The hyperbole of anti-Murdoch campaigners has reached truly titanic proportions in the last couple of years. Every time you think they’ve outdone themselves there’s always someone willing to go that bit further over the top.
Today’s frothingly bonkers accusation comes from the Hogwarts-sounding Lord Snape, formerly Peter Snape MP, in an interview with Total Politics. Taking a four mile run-up before vaulting the dizzyingly high absurdity bar, he declares:
“…Rupert Murdoch: he’s done more damage to democracy around the world than any dictator or general in my lifetime.”
That’s a rather bold declaration, particularly considering Snape was born in, er, 1942.
Just in case he’s forgotten which dictators have been around since he was born, here’s a handy checklist of some of the most notable for the good Lord to assess the accuracy of his claim.
Tick as appropriate. Has Rupert Murdoch done more damage to democracy than….?
☐ Pol Pot
☐ Chairman Mao
☐ Kim Jong Il
Or, finally, the arguing-on-the-internet classic:
The irony, of course, is that it is Rupert Murdoch’s detractors that accuse him of scare-mongering and over-the-top rhetoric. Perhaps Lord Snape could let us know when Murdoch initiates the Blitz, establishes Gulags, reopens the Killing Fields and/or invades Poland.

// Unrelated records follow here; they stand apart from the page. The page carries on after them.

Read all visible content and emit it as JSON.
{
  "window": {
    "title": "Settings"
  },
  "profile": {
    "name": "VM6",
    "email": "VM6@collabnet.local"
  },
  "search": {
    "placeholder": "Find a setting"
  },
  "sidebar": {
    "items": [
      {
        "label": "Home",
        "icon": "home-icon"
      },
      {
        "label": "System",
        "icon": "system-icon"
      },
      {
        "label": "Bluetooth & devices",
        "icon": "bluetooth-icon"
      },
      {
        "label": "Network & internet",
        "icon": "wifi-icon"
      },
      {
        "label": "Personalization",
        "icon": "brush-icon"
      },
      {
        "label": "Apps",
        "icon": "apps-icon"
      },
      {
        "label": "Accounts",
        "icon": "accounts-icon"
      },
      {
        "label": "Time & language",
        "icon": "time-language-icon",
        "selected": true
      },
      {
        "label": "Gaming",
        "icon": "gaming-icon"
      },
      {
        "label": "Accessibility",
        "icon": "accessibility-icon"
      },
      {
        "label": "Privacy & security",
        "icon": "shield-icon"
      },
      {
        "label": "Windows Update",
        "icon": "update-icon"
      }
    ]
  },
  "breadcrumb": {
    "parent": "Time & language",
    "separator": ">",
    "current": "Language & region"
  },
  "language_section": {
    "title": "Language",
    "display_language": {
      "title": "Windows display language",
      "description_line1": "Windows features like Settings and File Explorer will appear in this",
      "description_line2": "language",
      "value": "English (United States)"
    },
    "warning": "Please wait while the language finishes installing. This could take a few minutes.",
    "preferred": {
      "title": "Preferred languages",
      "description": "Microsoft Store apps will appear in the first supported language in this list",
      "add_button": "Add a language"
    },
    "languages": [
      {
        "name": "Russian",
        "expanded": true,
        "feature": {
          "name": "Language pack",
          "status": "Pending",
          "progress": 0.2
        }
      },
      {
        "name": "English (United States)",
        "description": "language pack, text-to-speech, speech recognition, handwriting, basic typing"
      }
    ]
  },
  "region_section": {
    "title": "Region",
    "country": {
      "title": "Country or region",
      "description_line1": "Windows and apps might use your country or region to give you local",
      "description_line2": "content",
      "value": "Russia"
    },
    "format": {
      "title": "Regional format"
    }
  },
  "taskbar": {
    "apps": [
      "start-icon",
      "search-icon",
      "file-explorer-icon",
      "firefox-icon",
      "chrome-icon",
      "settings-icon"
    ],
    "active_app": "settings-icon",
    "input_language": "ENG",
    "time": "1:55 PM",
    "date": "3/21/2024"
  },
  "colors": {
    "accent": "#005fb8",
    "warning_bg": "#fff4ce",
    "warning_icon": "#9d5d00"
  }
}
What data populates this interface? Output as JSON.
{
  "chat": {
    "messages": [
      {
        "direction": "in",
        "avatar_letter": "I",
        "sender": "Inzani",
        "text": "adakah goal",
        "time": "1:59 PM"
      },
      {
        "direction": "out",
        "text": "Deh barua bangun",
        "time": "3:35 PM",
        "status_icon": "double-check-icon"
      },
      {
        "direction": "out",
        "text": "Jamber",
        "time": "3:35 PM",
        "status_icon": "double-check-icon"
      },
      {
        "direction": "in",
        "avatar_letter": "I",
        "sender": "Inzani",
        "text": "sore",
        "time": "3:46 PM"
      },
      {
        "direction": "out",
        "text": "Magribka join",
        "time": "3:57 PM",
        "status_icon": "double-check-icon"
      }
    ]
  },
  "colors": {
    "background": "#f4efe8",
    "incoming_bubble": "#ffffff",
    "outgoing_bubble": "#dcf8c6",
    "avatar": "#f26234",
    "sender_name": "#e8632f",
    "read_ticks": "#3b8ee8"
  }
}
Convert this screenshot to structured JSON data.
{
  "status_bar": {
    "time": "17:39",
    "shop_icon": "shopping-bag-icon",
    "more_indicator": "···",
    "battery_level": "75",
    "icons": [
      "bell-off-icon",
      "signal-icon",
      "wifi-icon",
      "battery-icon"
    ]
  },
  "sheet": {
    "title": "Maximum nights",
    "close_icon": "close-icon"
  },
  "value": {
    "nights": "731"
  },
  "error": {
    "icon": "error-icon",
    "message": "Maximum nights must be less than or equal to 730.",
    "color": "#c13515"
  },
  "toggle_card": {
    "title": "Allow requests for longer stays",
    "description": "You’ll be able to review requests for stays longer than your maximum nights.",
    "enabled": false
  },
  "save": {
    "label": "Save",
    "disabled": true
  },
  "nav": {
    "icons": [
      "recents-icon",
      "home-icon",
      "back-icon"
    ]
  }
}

The hatred between the Guardian and the Murdochs is a thing of legend, but I hadn’t realised until today quite how far back it goes. Via the ever-excellent Willard Foxton, I came across an intriguing article which incidentally sheds a bit of light on the history of the titanic struggle between the two.
The piece recounts the story of how Rupert Murdoch’s father Keith Murdoch, sent as a war correspondent to cover the disastrous Gallipoli campaign against Turkey in 1915, attempted to expose the military failings which were feeding thousands of British, Australian and Kiwi soldiers into a meatgrinder in the Dardanelles. His and other journalists’ reports were heavily censored by the military authorities on the ground, and eventually Murdoch decided to smuggle a letter to Prime Minister Asquith to bring the mess to light.
(It’s worth noting at this point that the normally excellent Willard Foxton referenced this story on the Huffington Post as an instance of the Murdochs “doing damage to the allied cause in WW1″, whereas I’d personally view it as an example of a journalist doing what they should – investigate and expose serious issues in the public interest, but we’ll have to agree to disagree on that.)
The bit that caught my eye was what happened to Murdoch while he was trying to smuggle the letter back to Britain:
He got as far as Marseilles, but there was detained by a British officer with an escort and warned that he would be kept in custody until he handed over the letter. He had been betrayed…by H. W. Nevinson, the correspondent for the Guardian.
And 96 years later, here we are again, watching the Guardian and a Murdoch kick lumps out of each other. I can’t imagine after this week’s events that there’s any chance that peace will be declared in the next 96 years, either.